Where does the string "time" appear in the records? Copy every line that contains it.

── Data records

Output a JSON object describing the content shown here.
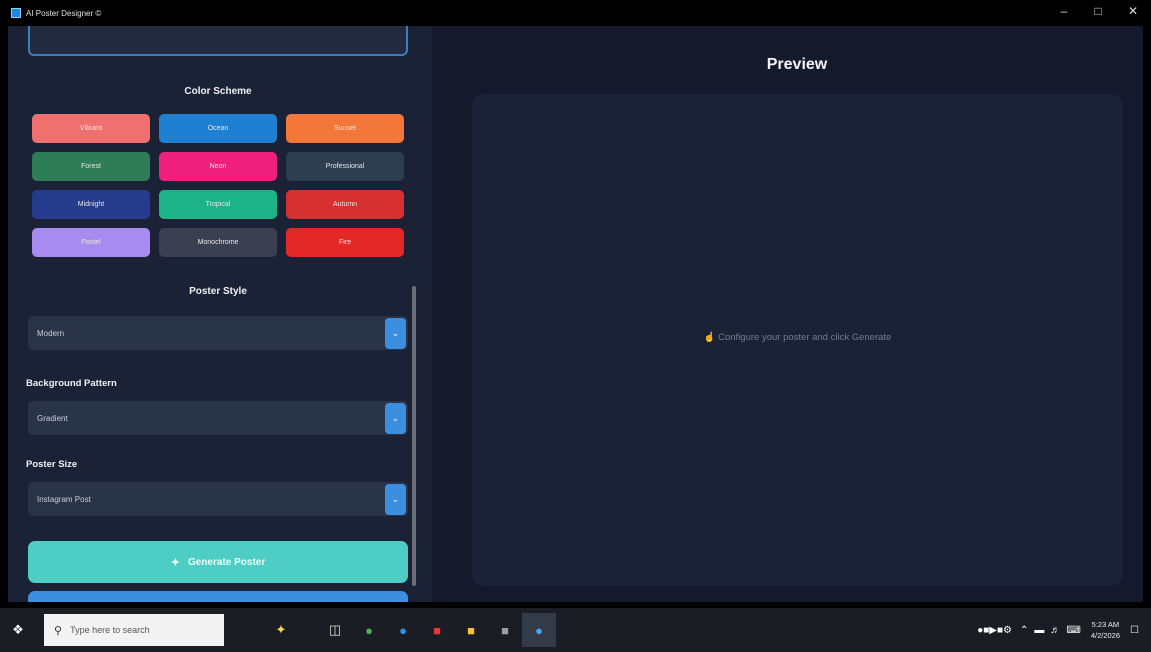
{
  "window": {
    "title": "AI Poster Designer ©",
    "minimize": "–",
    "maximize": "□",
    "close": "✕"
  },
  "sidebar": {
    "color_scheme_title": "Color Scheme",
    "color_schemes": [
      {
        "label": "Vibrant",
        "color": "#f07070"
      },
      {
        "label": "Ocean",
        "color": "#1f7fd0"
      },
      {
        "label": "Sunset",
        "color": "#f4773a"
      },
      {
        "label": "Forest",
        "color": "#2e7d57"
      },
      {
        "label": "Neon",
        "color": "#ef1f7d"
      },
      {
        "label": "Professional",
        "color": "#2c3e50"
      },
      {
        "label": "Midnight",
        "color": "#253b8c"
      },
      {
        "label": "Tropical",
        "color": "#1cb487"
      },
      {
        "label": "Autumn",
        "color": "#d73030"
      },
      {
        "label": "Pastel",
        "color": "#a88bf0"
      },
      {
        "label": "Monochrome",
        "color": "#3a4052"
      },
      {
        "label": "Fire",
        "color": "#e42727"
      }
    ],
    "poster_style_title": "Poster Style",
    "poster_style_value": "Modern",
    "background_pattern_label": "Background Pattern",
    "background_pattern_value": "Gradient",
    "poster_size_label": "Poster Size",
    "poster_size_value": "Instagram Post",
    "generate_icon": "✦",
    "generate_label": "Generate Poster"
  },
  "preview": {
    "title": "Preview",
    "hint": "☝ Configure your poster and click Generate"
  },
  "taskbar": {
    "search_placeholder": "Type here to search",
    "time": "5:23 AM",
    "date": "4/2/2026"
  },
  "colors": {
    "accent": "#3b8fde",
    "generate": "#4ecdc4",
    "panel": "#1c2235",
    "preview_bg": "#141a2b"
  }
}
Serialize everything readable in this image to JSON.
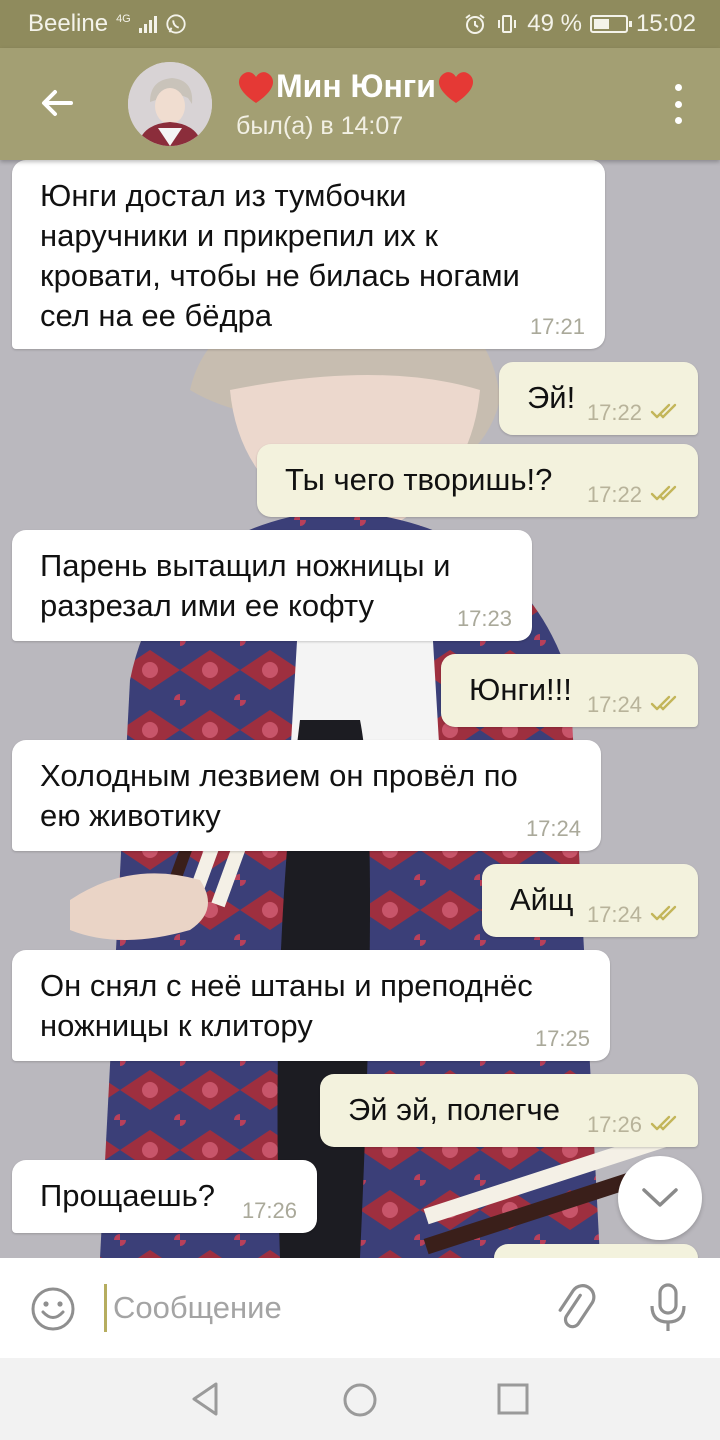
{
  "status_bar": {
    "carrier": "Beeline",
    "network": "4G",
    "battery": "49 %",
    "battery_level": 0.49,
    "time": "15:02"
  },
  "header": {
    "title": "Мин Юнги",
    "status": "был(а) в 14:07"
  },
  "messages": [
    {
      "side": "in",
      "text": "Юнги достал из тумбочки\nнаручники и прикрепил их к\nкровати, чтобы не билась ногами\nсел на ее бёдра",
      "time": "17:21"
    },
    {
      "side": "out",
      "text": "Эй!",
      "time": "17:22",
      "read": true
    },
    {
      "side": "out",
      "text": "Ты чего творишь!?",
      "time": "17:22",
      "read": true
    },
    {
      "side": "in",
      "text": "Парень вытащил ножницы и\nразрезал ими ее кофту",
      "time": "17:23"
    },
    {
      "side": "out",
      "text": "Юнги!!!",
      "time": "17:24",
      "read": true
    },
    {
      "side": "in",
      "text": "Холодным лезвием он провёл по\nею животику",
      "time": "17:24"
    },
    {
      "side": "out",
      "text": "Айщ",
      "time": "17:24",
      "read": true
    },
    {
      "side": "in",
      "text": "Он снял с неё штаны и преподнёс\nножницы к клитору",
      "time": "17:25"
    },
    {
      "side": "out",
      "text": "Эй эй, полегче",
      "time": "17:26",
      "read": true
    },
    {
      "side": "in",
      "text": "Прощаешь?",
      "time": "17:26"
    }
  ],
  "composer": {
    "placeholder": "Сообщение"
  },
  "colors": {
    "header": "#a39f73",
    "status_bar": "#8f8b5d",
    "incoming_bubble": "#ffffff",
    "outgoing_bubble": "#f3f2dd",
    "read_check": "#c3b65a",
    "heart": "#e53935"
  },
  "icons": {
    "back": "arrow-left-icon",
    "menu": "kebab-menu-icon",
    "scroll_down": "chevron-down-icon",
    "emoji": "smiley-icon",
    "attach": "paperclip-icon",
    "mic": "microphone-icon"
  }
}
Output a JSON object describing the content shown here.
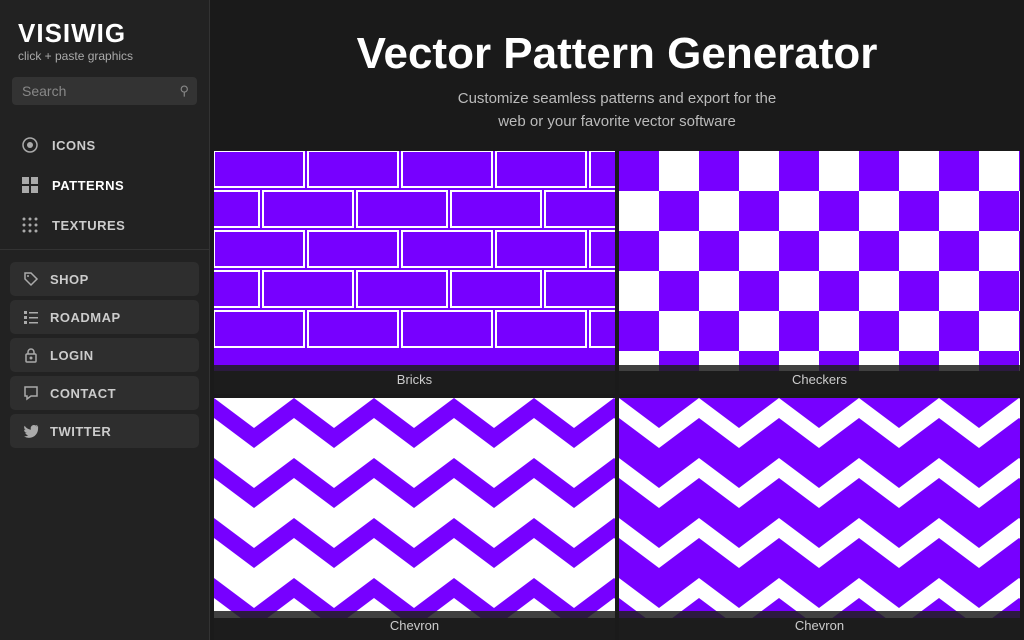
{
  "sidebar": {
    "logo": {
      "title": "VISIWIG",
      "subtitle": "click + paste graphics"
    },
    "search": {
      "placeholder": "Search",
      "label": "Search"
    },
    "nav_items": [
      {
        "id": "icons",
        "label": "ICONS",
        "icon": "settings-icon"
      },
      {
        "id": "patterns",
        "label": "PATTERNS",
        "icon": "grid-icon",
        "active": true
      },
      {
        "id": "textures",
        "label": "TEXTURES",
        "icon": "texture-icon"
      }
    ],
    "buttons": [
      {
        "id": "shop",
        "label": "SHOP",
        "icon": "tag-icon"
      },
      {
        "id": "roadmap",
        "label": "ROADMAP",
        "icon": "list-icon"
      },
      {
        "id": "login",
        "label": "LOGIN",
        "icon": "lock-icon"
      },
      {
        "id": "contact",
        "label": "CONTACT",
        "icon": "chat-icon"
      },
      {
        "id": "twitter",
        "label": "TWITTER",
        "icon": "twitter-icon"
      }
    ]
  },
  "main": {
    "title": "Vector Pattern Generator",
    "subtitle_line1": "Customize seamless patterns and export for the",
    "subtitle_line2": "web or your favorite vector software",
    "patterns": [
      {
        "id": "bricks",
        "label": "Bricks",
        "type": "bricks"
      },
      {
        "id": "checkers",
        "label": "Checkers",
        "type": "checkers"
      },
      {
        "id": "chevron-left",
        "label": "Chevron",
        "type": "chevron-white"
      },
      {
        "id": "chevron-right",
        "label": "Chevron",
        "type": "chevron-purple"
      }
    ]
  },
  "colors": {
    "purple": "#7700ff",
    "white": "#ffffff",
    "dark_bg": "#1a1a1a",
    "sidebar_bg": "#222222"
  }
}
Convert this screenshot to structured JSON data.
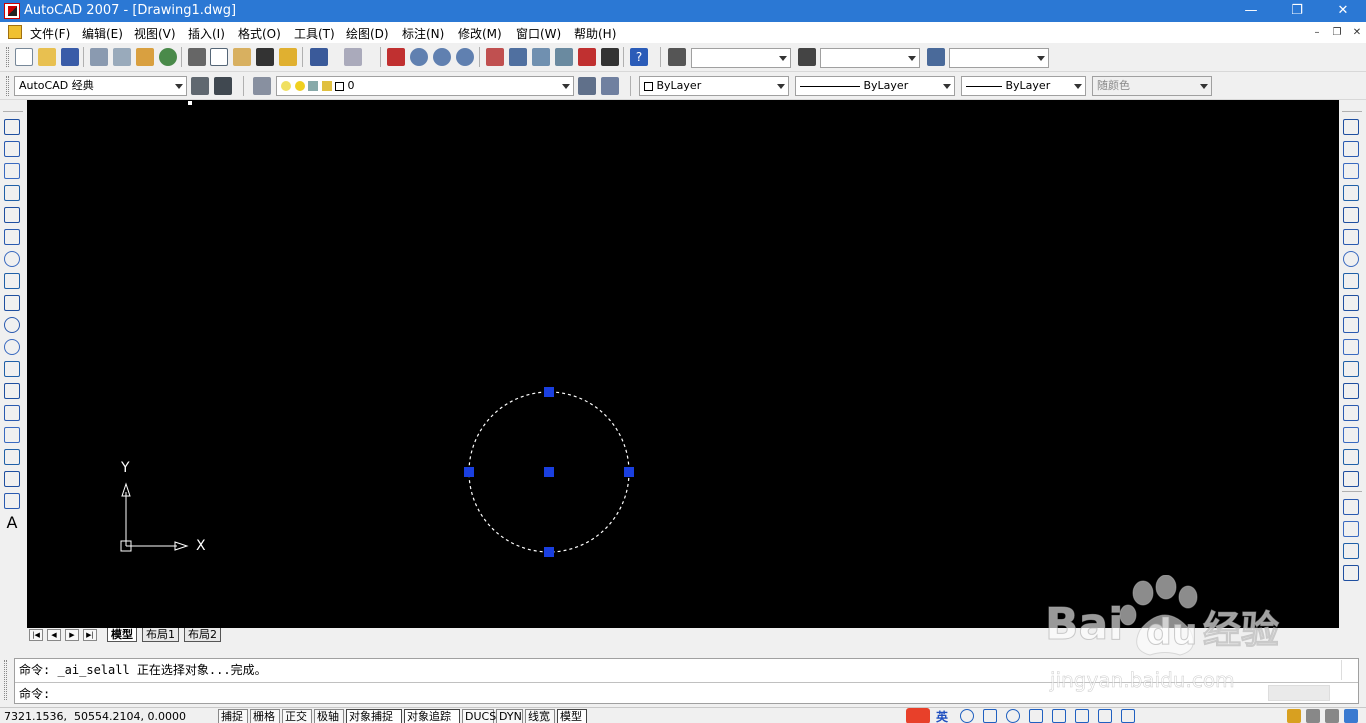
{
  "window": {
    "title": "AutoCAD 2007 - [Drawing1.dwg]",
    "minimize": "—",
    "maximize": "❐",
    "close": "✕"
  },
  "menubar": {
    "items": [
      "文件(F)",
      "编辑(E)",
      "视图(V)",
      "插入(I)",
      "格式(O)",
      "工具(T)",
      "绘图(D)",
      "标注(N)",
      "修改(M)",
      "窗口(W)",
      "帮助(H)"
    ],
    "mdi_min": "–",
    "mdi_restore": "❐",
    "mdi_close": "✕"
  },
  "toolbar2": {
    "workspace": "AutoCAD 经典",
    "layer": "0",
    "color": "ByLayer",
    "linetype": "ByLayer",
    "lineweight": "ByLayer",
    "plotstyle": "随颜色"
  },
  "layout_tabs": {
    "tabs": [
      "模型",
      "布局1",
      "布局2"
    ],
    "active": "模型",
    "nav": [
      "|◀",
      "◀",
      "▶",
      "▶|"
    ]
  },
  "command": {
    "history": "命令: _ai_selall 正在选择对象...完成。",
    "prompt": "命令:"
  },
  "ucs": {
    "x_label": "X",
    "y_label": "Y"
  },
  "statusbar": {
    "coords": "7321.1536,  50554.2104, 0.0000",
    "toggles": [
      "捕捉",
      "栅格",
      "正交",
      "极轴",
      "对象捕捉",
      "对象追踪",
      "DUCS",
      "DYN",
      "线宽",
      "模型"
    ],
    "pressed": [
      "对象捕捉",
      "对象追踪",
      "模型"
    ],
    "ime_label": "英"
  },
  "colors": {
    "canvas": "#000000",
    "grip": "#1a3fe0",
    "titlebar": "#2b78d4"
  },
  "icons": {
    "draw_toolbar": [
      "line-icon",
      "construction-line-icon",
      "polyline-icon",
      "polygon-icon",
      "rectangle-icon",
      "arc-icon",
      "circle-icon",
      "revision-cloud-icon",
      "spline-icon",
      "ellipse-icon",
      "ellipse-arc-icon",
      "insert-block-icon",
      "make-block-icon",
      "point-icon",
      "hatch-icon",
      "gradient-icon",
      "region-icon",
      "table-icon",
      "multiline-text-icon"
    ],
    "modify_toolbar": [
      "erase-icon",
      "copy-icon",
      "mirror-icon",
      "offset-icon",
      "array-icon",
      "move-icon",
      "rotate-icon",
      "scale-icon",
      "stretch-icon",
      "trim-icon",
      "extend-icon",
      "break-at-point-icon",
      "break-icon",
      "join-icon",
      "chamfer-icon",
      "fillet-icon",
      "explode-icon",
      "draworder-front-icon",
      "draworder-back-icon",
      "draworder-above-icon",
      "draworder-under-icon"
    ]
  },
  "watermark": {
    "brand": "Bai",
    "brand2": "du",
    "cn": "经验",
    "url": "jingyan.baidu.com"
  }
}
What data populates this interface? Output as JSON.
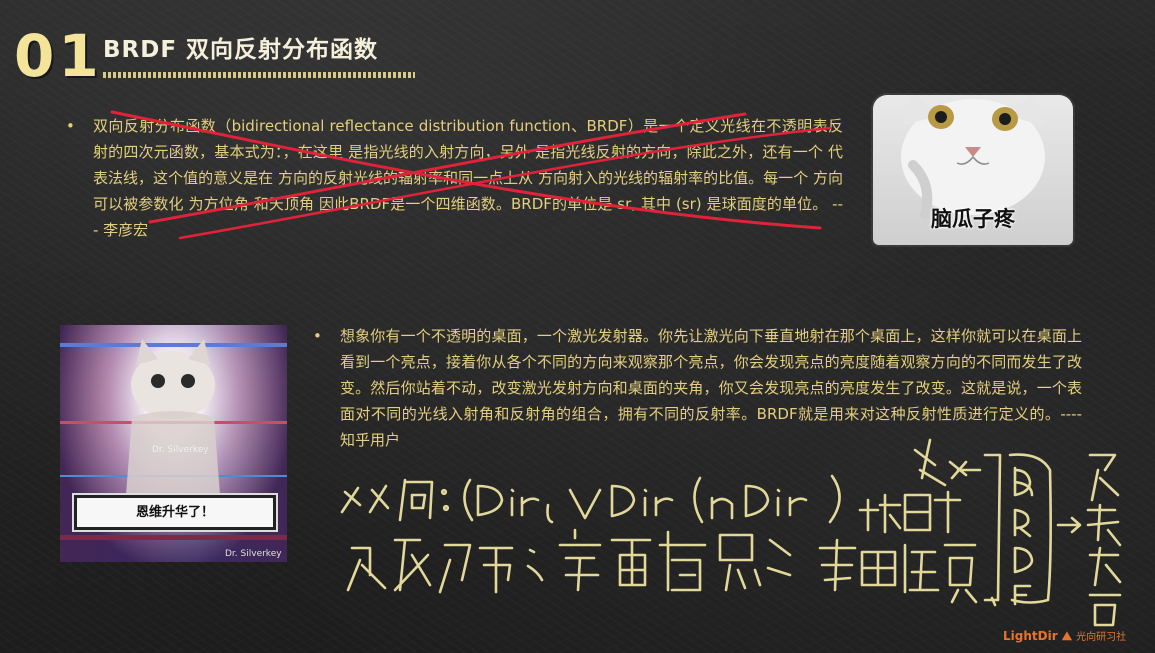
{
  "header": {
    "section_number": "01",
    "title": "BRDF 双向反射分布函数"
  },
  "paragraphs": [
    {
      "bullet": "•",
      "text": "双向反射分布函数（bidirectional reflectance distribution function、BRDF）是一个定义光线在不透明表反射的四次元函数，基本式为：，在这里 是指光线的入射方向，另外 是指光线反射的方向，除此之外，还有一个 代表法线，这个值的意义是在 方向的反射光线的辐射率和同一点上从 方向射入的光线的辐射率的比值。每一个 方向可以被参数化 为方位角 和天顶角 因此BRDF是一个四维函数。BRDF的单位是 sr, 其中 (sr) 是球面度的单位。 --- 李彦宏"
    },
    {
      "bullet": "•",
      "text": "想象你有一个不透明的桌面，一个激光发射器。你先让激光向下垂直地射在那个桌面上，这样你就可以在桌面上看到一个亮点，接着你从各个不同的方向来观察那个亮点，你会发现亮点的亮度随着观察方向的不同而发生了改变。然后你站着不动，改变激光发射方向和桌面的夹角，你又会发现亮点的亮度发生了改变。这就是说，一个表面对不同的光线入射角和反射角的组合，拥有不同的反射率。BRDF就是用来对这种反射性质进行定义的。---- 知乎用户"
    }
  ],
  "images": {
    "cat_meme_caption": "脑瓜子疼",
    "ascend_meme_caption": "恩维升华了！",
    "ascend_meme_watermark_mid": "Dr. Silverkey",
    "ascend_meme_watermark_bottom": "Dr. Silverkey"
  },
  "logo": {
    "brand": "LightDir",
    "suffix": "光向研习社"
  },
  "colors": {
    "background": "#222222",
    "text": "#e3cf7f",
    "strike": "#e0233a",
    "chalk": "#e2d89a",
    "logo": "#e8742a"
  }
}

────

* _Your solution_:
    "time": "5:23 AM",
    "time": "15:02"
      "time": "17:21"
      "time": "17:22",
      "time": "17:22",
      "time": "17:23"
      "time": "17:24",
      "time": "17:24"
      "time": "17:24",
      "time": "17:25"
      "time": "17:26",
      "time": "17:26"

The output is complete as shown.